Exercise prompt: Lines with the string "ffffff" must each be copied from the listing.

Extracted entries:
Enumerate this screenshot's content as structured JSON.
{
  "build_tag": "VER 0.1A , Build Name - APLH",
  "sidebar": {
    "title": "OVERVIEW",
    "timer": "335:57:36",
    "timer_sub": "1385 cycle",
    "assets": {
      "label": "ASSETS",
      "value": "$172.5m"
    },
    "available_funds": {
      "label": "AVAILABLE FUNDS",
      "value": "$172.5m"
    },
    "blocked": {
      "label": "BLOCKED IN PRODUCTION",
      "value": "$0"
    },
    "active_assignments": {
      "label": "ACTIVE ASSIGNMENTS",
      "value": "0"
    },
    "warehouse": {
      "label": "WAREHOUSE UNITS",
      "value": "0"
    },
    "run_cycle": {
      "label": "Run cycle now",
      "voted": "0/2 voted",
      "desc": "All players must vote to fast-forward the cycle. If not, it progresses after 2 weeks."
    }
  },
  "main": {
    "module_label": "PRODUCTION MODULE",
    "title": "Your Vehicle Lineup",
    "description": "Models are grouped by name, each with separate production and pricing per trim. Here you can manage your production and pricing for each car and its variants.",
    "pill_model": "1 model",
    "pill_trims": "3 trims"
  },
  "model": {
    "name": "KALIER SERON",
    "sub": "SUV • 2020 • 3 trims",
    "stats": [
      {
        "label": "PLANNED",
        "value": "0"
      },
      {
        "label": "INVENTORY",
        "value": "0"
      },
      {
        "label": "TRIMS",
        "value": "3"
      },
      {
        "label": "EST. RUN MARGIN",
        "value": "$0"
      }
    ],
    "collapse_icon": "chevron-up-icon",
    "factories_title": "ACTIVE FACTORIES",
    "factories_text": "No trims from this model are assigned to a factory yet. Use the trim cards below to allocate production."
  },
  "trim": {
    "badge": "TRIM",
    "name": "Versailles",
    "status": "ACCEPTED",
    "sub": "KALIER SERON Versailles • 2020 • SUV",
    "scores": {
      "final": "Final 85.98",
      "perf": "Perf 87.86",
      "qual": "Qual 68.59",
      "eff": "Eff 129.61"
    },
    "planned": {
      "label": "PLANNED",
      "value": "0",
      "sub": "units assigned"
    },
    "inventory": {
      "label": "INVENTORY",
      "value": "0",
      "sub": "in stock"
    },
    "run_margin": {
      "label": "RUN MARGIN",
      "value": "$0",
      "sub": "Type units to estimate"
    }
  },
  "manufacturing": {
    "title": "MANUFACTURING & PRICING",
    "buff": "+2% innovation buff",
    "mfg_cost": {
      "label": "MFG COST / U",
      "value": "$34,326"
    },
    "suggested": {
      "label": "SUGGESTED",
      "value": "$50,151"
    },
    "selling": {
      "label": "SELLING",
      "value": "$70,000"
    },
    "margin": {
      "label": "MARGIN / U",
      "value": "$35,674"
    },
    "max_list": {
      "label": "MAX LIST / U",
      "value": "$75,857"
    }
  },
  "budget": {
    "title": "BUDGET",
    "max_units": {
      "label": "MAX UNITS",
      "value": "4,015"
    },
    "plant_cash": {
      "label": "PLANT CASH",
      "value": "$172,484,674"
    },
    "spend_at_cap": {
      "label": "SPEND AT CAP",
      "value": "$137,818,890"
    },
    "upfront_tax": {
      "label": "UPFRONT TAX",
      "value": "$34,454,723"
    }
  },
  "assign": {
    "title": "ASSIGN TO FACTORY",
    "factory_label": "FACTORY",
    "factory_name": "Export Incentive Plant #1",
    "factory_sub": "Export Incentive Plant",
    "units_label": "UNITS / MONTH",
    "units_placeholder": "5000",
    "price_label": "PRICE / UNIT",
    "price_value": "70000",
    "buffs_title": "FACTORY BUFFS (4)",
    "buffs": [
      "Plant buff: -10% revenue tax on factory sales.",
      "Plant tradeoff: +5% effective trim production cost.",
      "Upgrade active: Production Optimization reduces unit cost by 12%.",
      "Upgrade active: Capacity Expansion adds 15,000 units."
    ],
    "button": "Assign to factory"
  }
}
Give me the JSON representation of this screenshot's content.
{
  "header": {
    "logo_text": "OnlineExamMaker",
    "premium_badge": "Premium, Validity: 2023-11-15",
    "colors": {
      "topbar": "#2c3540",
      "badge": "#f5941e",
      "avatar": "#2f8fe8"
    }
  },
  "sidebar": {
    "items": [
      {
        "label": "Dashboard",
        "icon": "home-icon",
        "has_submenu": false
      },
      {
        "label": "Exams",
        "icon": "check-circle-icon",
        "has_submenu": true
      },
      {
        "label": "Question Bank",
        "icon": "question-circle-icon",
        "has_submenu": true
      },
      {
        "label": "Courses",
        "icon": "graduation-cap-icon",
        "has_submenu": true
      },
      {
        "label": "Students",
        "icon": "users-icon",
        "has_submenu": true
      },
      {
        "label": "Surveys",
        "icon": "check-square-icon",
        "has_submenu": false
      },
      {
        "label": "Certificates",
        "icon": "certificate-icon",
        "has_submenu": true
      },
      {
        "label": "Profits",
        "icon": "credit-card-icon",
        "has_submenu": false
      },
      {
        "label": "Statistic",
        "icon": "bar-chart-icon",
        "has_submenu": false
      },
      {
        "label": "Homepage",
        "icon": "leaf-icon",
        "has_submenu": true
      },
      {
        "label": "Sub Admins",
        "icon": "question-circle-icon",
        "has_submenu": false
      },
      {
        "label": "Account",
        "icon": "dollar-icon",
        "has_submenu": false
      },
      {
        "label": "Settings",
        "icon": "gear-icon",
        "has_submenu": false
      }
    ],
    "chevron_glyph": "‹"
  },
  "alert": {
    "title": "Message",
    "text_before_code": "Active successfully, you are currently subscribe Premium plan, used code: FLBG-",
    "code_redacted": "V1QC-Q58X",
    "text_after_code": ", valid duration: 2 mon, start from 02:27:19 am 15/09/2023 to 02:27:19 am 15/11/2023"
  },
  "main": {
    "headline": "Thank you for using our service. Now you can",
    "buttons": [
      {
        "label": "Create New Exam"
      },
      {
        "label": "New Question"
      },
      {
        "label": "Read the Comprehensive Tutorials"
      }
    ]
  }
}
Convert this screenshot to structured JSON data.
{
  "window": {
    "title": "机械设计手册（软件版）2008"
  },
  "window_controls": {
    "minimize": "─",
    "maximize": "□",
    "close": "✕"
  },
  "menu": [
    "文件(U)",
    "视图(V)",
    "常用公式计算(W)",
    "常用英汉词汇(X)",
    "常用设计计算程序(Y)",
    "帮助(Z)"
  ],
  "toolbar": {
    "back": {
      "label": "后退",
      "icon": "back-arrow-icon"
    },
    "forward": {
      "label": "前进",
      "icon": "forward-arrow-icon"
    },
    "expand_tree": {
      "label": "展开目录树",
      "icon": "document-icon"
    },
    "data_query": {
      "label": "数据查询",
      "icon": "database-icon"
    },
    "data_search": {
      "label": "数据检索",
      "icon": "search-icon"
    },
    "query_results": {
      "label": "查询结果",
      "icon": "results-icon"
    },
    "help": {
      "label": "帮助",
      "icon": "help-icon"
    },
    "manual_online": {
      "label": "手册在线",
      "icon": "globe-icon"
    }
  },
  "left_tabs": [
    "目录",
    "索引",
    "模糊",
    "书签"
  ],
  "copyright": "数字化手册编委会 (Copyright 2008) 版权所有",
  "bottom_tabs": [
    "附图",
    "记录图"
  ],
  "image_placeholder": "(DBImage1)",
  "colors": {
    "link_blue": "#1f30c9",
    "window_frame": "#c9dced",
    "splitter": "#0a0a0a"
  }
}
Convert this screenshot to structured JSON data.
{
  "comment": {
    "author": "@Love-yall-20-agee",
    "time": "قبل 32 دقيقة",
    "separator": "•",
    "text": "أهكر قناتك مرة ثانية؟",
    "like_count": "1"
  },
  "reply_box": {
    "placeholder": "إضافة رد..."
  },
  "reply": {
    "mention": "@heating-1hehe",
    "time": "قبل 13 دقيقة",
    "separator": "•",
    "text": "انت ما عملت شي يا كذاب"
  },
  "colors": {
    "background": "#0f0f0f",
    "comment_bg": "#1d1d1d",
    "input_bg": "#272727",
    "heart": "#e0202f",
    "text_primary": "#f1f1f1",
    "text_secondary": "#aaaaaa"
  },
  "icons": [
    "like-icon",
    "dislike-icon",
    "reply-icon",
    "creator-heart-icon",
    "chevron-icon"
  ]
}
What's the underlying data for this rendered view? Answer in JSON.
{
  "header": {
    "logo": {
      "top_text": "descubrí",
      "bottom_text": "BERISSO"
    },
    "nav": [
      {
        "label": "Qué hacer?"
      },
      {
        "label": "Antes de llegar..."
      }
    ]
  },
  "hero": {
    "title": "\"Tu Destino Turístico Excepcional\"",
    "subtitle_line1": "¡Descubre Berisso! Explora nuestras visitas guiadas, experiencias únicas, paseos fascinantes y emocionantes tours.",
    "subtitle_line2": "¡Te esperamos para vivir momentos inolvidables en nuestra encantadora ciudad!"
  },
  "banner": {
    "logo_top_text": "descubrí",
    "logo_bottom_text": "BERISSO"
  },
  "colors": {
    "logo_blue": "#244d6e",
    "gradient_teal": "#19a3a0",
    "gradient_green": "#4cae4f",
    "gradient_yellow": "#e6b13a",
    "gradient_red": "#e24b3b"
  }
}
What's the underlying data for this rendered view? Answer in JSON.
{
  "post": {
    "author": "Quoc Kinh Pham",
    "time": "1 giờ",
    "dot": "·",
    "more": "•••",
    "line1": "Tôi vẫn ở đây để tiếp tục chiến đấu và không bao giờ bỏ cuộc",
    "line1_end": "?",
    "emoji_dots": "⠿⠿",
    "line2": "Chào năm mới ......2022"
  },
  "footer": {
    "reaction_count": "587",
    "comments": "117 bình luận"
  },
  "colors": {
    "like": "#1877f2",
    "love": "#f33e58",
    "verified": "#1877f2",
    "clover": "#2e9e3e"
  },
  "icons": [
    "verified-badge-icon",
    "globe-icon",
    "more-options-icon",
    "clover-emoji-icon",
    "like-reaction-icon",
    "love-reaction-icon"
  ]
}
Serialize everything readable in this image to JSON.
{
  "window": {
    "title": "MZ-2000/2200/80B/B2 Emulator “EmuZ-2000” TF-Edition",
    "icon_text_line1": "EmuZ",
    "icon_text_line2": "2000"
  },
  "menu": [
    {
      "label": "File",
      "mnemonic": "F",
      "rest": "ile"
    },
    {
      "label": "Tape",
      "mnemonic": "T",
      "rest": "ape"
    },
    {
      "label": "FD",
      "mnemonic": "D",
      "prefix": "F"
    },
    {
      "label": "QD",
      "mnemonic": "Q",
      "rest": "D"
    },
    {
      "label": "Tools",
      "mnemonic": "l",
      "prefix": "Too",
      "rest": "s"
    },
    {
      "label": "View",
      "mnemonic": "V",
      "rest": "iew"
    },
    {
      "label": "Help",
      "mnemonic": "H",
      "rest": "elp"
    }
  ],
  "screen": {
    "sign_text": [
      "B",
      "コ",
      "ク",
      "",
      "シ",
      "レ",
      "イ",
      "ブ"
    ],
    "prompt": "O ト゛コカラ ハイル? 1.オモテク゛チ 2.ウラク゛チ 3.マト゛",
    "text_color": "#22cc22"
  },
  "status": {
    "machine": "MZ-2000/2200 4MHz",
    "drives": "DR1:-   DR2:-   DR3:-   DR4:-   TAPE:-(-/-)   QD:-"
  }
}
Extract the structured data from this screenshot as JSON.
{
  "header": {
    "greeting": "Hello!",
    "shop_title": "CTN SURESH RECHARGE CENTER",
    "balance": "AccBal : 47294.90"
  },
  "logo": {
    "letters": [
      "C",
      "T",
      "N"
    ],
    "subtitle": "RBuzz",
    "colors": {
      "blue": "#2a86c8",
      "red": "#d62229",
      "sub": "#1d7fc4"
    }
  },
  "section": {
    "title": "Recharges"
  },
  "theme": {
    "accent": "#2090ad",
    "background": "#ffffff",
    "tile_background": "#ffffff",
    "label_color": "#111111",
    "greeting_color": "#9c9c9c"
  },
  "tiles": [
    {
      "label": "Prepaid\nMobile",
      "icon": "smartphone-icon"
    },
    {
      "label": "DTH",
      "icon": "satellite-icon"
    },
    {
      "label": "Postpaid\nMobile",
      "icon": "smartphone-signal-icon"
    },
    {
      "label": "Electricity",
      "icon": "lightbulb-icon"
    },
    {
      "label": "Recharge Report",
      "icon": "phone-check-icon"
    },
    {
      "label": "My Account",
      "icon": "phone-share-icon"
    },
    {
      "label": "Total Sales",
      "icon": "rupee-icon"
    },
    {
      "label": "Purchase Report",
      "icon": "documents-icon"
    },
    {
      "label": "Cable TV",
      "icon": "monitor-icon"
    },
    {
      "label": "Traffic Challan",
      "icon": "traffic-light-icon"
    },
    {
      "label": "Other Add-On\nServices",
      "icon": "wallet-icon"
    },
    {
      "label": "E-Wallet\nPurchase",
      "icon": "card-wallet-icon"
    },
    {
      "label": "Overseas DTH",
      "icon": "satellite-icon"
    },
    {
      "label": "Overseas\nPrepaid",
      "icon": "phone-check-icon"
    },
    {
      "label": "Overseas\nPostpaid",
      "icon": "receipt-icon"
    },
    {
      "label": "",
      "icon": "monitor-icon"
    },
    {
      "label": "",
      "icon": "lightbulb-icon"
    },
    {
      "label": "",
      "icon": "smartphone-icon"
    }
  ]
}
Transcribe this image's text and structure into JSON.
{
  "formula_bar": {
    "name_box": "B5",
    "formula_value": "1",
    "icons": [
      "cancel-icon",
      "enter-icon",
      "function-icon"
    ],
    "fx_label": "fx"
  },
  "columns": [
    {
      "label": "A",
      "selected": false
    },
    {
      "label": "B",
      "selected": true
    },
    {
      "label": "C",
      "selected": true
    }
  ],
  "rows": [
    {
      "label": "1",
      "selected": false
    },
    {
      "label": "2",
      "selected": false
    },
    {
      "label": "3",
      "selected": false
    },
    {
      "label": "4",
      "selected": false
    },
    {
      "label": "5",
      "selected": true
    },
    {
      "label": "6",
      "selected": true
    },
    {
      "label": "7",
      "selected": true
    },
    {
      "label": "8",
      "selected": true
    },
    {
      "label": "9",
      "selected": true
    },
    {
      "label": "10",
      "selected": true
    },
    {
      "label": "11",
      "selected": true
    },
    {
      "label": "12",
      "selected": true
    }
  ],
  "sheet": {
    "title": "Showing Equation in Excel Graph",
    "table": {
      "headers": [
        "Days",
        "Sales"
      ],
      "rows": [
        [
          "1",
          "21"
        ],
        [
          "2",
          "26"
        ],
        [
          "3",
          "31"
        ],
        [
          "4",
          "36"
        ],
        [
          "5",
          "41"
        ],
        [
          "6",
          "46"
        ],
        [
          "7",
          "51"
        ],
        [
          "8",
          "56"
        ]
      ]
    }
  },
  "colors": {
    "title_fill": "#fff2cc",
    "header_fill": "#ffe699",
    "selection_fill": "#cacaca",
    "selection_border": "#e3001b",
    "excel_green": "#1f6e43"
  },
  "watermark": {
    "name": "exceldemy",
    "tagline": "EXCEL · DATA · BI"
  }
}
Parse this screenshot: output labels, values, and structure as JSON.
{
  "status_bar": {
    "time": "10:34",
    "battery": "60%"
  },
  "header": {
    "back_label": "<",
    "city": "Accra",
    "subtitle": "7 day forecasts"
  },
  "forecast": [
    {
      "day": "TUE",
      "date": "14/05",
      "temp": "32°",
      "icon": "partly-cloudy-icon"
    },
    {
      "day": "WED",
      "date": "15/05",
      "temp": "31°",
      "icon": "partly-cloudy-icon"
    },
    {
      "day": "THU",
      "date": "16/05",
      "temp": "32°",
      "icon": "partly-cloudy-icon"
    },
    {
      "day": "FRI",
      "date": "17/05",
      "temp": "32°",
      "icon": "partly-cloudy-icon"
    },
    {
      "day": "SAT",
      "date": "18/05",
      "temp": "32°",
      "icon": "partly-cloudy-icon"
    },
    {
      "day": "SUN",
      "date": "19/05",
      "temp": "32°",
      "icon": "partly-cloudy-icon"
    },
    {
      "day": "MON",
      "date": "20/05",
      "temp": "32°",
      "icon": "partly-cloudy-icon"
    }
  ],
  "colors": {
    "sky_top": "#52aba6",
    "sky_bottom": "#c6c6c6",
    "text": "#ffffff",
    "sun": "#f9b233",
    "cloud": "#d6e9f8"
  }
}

Finished exercise:
    "background": "#ffffff",
    "tile_background": "#ffffff",
    "text": "#ffffff",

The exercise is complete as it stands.